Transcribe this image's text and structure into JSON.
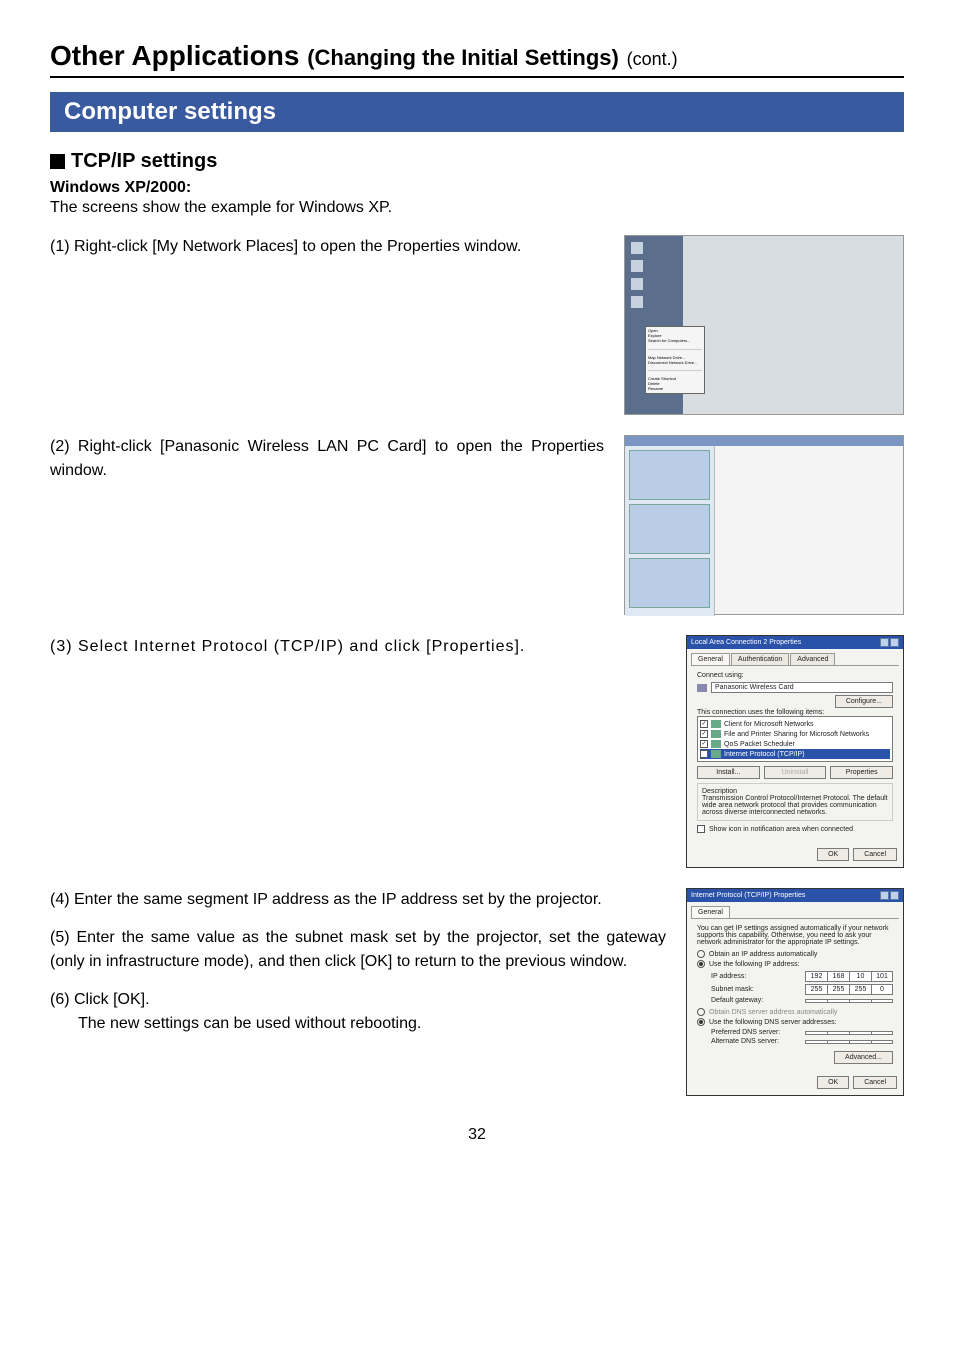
{
  "page": {
    "chapter_title_main": "Other Applications",
    "chapter_title_sub": "(Changing the Initial Settings)",
    "chapter_title_cont": "(cont.)",
    "section_title": "Computer settings",
    "subheading": "TCP/IP settings",
    "os_line": "Windows XP/2000:",
    "intro": "The screens show the example for Windows XP.",
    "step1": "(1) Right-click [My Network Places] to open the Properties window.",
    "step2": "(2) Right-click [Panasonic Wireless LAN PC Card] to open the Properties window.",
    "step3": "(3) Select Internet Protocol (TCP/IP) and click [Properties].",
    "step4": "(4) Enter the same segment IP address as the IP address set by the projector.",
    "step5": "(5) Enter the same value as the subnet mask set by the projector, set the gateway (only in infrastructure mode), and then click [OK] to return to the previous window.",
    "step6_a": "(6) Click [OK].",
    "step6_b": "The new settings can be used without rebooting.",
    "page_number": "32"
  },
  "ctx_menu": {
    "items": [
      "Open",
      "Explore",
      "Search for Computers...",
      "Map Network Drive...",
      "Disconnect Network Drive...",
      "Create Shortcut",
      "Delete",
      "Rename"
    ]
  },
  "shot3": {
    "title": "Local Area Connection 2 Properties",
    "tab_general": "General",
    "tab_auth": "Authentication",
    "tab_adv": "Advanced",
    "connect_using": "Connect using:",
    "adapter": "Panasonic Wireless Card",
    "configure": "Configure...",
    "uses_items": "This connection uses the following items:",
    "item_client": "Client for Microsoft Networks",
    "item_fp": "File and Printer Sharing for Microsoft Networks",
    "item_qos": "QoS Packet Scheduler",
    "item_tcpip": "Internet Protocol (TCP/IP)",
    "install": "Install...",
    "uninstall": "Uninstall",
    "properties": "Properties",
    "desc_head": "Description",
    "desc_body": "Transmission Control Protocol/Internet Protocol. The default wide area network protocol that provides communication across diverse interconnected networks.",
    "show_icon": "Show icon in notification area when connected",
    "ok": "OK",
    "cancel": "Cancel"
  },
  "shot4": {
    "title": "Internet Protocol (TCP/IP) Properties",
    "tab_general": "General",
    "blurb": "You can get IP settings assigned automatically if your network supports this capability. Otherwise, you need to ask your network administrator for the appropriate IP settings.",
    "r_auto_ip": "Obtain an IP address automatically",
    "r_use_ip": "Use the following IP address:",
    "ip_label": "IP address:",
    "ip": [
      "192",
      "168",
      "10",
      "101"
    ],
    "mask_label": "Subnet mask:",
    "mask": [
      "255",
      "255",
      "255",
      "0"
    ],
    "gw_label": "Default gateway:",
    "gw": [
      ".",
      ".",
      ".",
      "."
    ],
    "r_auto_dns": "Obtain DNS server address automatically",
    "r_use_dns": "Use the following DNS server addresses:",
    "pref_dns": "Preferred DNS server:",
    "alt_dns": "Alternate DNS server:",
    "advanced": "Advanced...",
    "ok": "OK",
    "cancel": "Cancel"
  }
}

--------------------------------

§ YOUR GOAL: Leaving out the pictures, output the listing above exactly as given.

§ TASK RESPONSE:
Transcribe this image's text and structure into JSON.
{
  "page": {
    "chapter_title_main": "Other Applications",
    "chapter_title_sub": "(Changing the Initial Settings)",
    "chapter_title_cont": "(cont.)",
    "section_title": "Computer settings",
    "subheading": "TCP/IP settings",
    "os_line": "Windows XP/2000:",
    "intro": "The screens show the example for Windows XP.",
    "step1": "(1) Right-click [My Network Places] to open the Properties window.",
    "step2": "(2) Right-click [Panasonic Wireless LAN PC Card] to open the Properties window.",
    "step3": "(3) Select Internet Protocol (TCP/IP) and click [Properties].",
    "step4": "(4) Enter the same segment IP address as the IP address set by the projector.",
    "step5": "(5) Enter the same value as the subnet mask set by the projector, set the gateway (only in infrastructure mode), and then click [OK] to return to the previous window.",
    "step6_a": "(6) Click [OK].",
    "step6_b": "The new settings can be used without rebooting.",
    "page_number": "32"
  },
  "ctx_menu": {
    "items": [
      "Open",
      "Explore",
      "Search for Computers...",
      "Map Network Drive...",
      "Disconnect Network Drive...",
      "Create Shortcut",
      "Delete",
      "Rename"
    ]
  },
  "shot3": {
    "title": "Local Area Connection 2 Properties",
    "tab_general": "General",
    "tab_auth": "Authentication",
    "tab_adv": "Advanced",
    "connect_using": "Connect using:",
    "adapter": "Panasonic Wireless Card",
    "configure": "Configure...",
    "uses_items": "This connection uses the following items:",
    "item_client": "Client for Microsoft Networks",
    "item_fp": "File and Printer Sharing for Microsoft Networks",
    "item_qos": "QoS Packet Scheduler",
    "item_tcpip": "Internet Protocol (TCP/IP)",
    "install": "Install...",
    "uninstall": "Uninstall",
    "properties": "Properties",
    "desc_head": "Description",
    "desc_body": "Transmission Control Protocol/Internet Protocol. The default wide area network protocol that provides communication across diverse interconnected networks.",
    "show_icon": "Show icon in notification area when connected",
    "ok": "OK",
    "cancel": "Cancel"
  },
  "shot4": {
    "title": "Internet Protocol (TCP/IP) Properties",
    "tab_general": "General",
    "blurb": "You can get IP settings assigned automatically if your network supports this capability. Otherwise, you need to ask your network administrator for the appropriate IP settings.",
    "r_auto_ip": "Obtain an IP address automatically",
    "r_use_ip": "Use the following IP address:",
    "ip_label": "IP address:",
    "ip": [
      "192",
      "168",
      "10",
      "101"
    ],
    "mask_label": "Subnet mask:",
    "mask": [
      "255",
      "255",
      "255",
      "0"
    ],
    "gw_label": "Default gateway:",
    "gw": [
      ".",
      ".",
      ".",
      "."
    ],
    "r_auto_dns": "Obtain DNS server address automatically",
    "r_use_dns": "Use the following DNS server addresses:",
    "pref_dns": "Preferred DNS server:",
    "alt_dns": "Alternate DNS server:",
    "advanced": "Advanced...",
    "ok": "OK",
    "cancel": "Cancel"
  }
}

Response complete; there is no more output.